(Collected data)
----------------

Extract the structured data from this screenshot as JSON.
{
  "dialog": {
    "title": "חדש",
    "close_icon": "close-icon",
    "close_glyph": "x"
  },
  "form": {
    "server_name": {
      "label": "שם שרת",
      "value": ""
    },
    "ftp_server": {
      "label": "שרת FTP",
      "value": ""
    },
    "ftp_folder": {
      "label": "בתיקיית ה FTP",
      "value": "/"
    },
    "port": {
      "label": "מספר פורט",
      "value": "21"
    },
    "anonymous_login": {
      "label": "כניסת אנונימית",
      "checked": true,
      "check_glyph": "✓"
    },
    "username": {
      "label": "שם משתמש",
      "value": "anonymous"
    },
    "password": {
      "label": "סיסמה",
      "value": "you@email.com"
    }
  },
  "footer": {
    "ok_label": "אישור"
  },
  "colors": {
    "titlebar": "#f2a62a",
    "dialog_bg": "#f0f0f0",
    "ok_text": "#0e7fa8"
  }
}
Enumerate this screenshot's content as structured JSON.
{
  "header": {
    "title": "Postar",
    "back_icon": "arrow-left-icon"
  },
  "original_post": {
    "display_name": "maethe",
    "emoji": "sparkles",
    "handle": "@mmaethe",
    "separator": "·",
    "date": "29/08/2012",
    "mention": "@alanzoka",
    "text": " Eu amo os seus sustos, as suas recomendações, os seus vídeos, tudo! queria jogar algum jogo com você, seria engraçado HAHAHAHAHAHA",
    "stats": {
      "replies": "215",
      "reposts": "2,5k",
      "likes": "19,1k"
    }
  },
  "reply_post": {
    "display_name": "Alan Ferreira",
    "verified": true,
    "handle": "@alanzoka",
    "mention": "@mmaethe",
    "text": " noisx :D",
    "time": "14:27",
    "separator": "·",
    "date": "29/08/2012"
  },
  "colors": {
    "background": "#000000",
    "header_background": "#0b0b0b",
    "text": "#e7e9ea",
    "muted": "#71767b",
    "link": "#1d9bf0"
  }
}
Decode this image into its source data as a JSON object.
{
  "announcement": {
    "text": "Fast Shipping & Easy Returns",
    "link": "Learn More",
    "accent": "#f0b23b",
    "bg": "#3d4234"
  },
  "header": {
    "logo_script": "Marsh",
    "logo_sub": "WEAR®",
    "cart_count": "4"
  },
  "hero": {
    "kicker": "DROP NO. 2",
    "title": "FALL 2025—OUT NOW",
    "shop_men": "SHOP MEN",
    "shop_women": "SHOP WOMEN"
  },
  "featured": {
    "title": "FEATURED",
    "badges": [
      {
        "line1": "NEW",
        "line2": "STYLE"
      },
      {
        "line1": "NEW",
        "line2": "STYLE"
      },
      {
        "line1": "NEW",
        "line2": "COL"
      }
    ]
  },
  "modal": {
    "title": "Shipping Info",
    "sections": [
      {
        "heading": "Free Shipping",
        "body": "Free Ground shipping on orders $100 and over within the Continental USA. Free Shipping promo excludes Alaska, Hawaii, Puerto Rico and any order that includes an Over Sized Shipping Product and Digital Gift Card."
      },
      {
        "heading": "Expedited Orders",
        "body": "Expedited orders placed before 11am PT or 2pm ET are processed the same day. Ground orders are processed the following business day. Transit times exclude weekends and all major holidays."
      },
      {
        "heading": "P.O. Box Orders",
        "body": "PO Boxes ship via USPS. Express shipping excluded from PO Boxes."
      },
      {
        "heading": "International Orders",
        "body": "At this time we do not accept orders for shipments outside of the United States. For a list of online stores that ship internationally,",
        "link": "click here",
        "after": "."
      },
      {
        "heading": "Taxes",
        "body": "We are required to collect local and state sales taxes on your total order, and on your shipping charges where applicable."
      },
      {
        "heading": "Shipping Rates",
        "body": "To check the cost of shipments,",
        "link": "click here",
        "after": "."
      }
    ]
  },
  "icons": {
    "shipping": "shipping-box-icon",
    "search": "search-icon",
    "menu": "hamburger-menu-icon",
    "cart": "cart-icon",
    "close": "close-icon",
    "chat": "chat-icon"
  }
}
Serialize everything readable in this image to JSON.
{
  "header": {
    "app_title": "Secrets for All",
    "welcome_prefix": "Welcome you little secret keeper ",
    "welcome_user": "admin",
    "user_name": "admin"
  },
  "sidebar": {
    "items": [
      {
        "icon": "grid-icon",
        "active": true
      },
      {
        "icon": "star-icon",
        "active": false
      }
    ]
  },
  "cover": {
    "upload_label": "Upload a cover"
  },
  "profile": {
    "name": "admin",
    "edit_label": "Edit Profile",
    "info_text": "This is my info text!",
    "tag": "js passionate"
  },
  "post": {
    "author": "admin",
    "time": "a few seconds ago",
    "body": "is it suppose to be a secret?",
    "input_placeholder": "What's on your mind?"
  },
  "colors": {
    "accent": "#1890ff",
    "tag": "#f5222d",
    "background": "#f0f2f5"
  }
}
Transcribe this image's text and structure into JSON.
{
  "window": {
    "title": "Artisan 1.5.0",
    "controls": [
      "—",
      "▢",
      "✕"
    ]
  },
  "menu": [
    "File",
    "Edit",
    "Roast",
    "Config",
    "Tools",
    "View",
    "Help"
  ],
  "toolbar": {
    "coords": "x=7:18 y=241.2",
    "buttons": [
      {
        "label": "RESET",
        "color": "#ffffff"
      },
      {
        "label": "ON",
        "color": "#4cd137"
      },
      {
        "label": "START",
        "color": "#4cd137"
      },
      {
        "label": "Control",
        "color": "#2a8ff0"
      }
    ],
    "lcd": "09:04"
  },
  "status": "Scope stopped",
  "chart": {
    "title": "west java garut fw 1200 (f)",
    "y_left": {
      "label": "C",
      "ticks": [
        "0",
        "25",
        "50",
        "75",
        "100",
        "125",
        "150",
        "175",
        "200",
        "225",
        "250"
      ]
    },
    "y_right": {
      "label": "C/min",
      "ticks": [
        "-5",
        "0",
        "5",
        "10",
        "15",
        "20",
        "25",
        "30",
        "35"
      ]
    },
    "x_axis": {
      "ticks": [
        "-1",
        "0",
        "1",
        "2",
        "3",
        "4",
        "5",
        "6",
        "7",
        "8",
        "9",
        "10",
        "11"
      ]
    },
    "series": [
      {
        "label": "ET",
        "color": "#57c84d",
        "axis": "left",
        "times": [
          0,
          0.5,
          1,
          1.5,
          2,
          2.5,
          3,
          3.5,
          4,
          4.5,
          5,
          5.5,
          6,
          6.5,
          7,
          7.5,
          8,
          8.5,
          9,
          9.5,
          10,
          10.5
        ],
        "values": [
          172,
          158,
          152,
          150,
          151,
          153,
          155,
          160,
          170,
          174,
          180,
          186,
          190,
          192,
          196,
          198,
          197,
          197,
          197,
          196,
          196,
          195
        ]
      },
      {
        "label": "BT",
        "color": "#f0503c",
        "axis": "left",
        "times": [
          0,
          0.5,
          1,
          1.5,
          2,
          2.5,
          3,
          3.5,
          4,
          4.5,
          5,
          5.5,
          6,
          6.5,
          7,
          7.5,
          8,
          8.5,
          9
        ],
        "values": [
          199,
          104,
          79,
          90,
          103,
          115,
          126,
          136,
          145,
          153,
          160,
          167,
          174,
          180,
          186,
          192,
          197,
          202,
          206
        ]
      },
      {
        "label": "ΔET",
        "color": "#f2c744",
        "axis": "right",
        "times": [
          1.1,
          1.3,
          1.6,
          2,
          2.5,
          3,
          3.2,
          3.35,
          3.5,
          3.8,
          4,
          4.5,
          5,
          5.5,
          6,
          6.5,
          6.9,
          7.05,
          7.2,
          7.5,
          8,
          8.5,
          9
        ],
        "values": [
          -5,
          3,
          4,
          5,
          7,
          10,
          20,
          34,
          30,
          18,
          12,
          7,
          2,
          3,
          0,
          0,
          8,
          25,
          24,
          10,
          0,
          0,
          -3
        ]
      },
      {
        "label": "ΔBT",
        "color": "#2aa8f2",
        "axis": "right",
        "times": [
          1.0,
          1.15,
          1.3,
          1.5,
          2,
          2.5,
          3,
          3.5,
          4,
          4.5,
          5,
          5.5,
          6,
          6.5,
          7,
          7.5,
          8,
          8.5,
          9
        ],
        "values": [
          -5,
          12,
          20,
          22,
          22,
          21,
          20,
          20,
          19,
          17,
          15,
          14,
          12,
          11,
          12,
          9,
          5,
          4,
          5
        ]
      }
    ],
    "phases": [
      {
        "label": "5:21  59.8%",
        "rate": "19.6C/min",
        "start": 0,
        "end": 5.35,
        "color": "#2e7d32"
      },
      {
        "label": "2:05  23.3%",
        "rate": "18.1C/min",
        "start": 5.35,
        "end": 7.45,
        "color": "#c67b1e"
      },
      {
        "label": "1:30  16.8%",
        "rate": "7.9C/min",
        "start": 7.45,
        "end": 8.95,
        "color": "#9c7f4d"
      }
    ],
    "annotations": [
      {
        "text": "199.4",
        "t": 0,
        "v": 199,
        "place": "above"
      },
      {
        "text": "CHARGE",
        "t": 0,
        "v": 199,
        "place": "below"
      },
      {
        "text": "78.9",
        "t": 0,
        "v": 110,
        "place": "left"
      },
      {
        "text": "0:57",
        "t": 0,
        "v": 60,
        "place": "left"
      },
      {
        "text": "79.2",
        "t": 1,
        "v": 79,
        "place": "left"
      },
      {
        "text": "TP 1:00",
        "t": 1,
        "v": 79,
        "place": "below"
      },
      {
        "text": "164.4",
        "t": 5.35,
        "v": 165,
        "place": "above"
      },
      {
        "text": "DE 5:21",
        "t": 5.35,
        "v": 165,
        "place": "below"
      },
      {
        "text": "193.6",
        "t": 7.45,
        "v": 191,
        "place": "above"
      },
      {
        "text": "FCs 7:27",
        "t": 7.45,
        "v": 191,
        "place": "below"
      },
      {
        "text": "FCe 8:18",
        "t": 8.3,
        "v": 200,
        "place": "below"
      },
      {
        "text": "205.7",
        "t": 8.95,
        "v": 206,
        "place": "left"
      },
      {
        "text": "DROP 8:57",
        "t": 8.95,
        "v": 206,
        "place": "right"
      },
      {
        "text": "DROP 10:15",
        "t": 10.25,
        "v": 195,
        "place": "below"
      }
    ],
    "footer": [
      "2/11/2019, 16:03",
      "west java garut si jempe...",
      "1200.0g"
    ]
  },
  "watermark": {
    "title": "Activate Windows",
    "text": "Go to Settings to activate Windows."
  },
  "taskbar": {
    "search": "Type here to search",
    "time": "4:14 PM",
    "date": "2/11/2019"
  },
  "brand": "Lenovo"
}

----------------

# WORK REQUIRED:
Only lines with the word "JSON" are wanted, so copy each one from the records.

# TASK RESPONSE:
Extract the structured data from this screenshot as JSON.
Enumerate this screenshot's content as structured JSON.
Decode this image into its source data as a JSON object.
Serialize everything readable in this image to JSON.
Transcribe this image's text and structure into JSON.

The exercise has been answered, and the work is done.